§ Work instruction
Type out all the records word for word. Any pictures are to be left out.

§ Page and application data records
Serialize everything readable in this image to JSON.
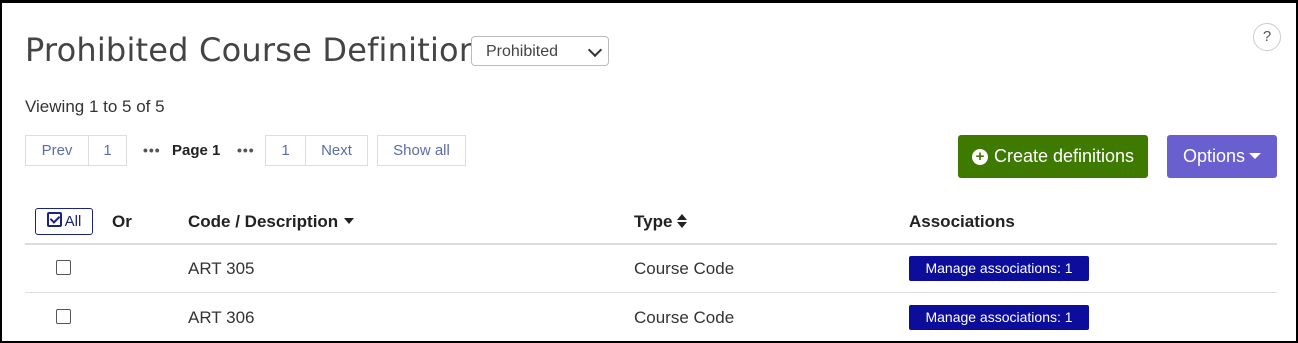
{
  "page": {
    "title": "Prohibited Course Definitions",
    "filter_select": {
      "selected": "Prohibited"
    },
    "help_label": "?",
    "viewing_text": "Viewing 1 to 5 of 5"
  },
  "pagination": {
    "prev": "Prev",
    "first_page": "1",
    "dots": "•••",
    "current_label": "Page 1",
    "last_page": "1",
    "next": "Next",
    "show_all": "Show all"
  },
  "actions": {
    "create_label": "Create definitions",
    "create_icon": "plus-circle-icon",
    "options_label": "Options",
    "create_color": "#3f7a00",
    "options_color": "#6a5fcf"
  },
  "table": {
    "select_all_label": "All",
    "headers": {
      "or": "Or",
      "code": "Code / Description",
      "type": "Type",
      "associations": "Associations"
    },
    "rows": [
      {
        "code": "ART 305",
        "type": "Course Code",
        "associations": "Manage associations: 1"
      },
      {
        "code": "ART 306",
        "type": "Course Code",
        "associations": "Manage associations: 1"
      }
    ],
    "badge_color": "#0d0d9c"
  }
}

§ Task answer
Serialize everything readable in this image to JSON.
{
  "page": {
    "title": "Prohibited Course Definitions",
    "filter_select": {
      "selected": "Prohibited"
    },
    "help_label": "?",
    "viewing_text": "Viewing 1 to 5 of 5"
  },
  "pagination": {
    "prev": "Prev",
    "first_page": "1",
    "dots": "•••",
    "current_label": "Page 1",
    "last_page": "1",
    "next": "Next",
    "show_all": "Show all"
  },
  "actions": {
    "create_label": "Create definitions",
    "create_icon": "plus-circle-icon",
    "options_label": "Options",
    "create_color": "#3f7a00",
    "options_color": "#6a5fcf"
  },
  "table": {
    "select_all_label": "All",
    "headers": {
      "or": "Or",
      "code": "Code / Description",
      "type": "Type",
      "associations": "Associations"
    },
    "rows": [
      {
        "code": "ART 305",
        "type": "Course Code",
        "associations": "Manage associations: 1"
      },
      {
        "code": "ART 306",
        "type": "Course Code",
        "associations": "Manage associations: 1"
      }
    ],
    "badge_color": "#0d0d9c"
  }
}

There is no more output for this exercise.